Product Management Rule #15 from the best-selling book, 42 Rules of Product Management, was written by John Cook, VP of Consumer PC Marketing, Hewlett Packard Company
People who can practice theoretical product management are a dime a dozen. Those who shine are the ones who have that “aha” moment.
You must be willing to get your hands dirty if you want to be a great product manager.
I’m still amazed at the number of product mangers that seem to have little or no interest in actually using the product or service they’re developing. Some seem just as happy to go through the motions of the job with little or no passion and zero personal insights into what they’re marketing. For some product managers, it’s just a job it seems. And they could care less whether they’re making a new salad dressing or developing the next killer phone. You see, there’s nothing wrong being the product manager for a new salad dressing, but you better be taking home test batches and trying it on yourself before you test it on the public. Do you use your products every day? Do you contribute to bug count? Have you ever broken a hardware prototype? If you’re not, you’re not doing your job.

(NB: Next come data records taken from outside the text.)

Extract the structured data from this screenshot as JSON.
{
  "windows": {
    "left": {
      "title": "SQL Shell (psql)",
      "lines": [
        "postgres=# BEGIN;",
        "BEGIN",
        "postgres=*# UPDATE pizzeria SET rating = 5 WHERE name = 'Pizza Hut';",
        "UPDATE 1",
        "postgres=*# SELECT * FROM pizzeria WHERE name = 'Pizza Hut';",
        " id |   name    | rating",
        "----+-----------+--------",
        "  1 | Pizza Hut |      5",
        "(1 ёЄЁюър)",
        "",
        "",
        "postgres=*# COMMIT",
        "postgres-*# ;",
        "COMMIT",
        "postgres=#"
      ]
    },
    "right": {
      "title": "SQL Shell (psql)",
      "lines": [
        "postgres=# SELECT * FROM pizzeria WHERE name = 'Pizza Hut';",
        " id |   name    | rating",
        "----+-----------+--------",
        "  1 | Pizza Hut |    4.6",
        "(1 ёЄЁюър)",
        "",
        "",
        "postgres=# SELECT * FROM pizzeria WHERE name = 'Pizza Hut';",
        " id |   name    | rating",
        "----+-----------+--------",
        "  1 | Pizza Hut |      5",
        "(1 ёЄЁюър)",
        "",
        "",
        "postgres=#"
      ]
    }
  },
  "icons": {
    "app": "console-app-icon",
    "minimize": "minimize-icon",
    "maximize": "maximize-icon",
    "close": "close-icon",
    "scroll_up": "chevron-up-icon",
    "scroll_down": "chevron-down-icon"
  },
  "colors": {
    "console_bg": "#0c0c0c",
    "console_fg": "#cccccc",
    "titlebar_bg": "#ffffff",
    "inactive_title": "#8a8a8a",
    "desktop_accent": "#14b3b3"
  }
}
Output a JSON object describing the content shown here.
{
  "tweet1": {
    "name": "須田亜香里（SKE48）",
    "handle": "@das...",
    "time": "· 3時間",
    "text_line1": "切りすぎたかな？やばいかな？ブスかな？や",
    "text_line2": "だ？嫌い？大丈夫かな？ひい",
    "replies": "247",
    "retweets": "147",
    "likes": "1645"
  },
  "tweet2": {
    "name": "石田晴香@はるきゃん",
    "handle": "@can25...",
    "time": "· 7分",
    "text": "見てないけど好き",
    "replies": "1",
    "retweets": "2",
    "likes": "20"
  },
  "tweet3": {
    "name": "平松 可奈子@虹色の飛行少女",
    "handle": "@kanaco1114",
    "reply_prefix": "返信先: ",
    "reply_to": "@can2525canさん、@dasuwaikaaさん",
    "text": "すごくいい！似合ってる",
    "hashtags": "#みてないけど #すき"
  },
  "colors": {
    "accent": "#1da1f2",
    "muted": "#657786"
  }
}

Just how do you expect to be credible with engineering, your manager, or even your peers if you’re not passionate about what you’re building? Being passionate means actually having an opinion and insights that can only be gained from actually hacking, cracking, and beating on the very thing you’re trying to develop.
With few exceptions (I have friends that develop surgical robots, for example), you must find a way to install the pre-alpha software, to test the earliest version of your new cloud service, or to break the latest prototype that engineering has. This is not optional. It’s a big (and important) part of your job to get inside your customer’s head. Don’t just talk about the “voice of the customer.” Be the customer.
Yes, yes, it’s a “survey of one,” but it’s absolutely necessary to being conversant and being able to more passionately (there’s that word again) support your business proposition.
I’ve found that people who can practice theoretical product management are a dime a dozen.
Those who shine are the ones who have that “aha” moment getting too caught up in their own work, the product managers who clearly understand the limitations of their product and who discover the hidden elegance that only comes of time and repetition.
When I first came to Silicon Valley, I worked for Apple. Even back in the day, the competition for jobs there was fierce. I had flown out from the East Coast where I worked for a large mainframe company. In my briefcase was a nicely printed copy of my resume and a floppy disk. I had written a program using Apple’s recently announced programming tool, HyperCard, to show off my skills with the Mac as well as how we should “eat our own dog food” when it came to gathering customer requirements.
In every interview there, I brought out the disk and offered to showcase my talents. Would you believe that not a single person in the department had HyperCard installed on their Mac or enough RAM to run the program? I got the job (partially because of that disk I believe), but the sad fact I discovered was that the disk could have been blank. No one was actually using the technology they had just announced and were continuing to develop and promote. We changed that when I came onboard. Everyone got equipment to take home, have on their desks and even share with friends and family when it made sense.
Two lessons I learned:
I always ask about a candidate’s best hands-on experiences when I’m interviewing and always make sure my department practices what we preach.
Product Management Rule #15 from the best-selling book, 42 Rules of Product Management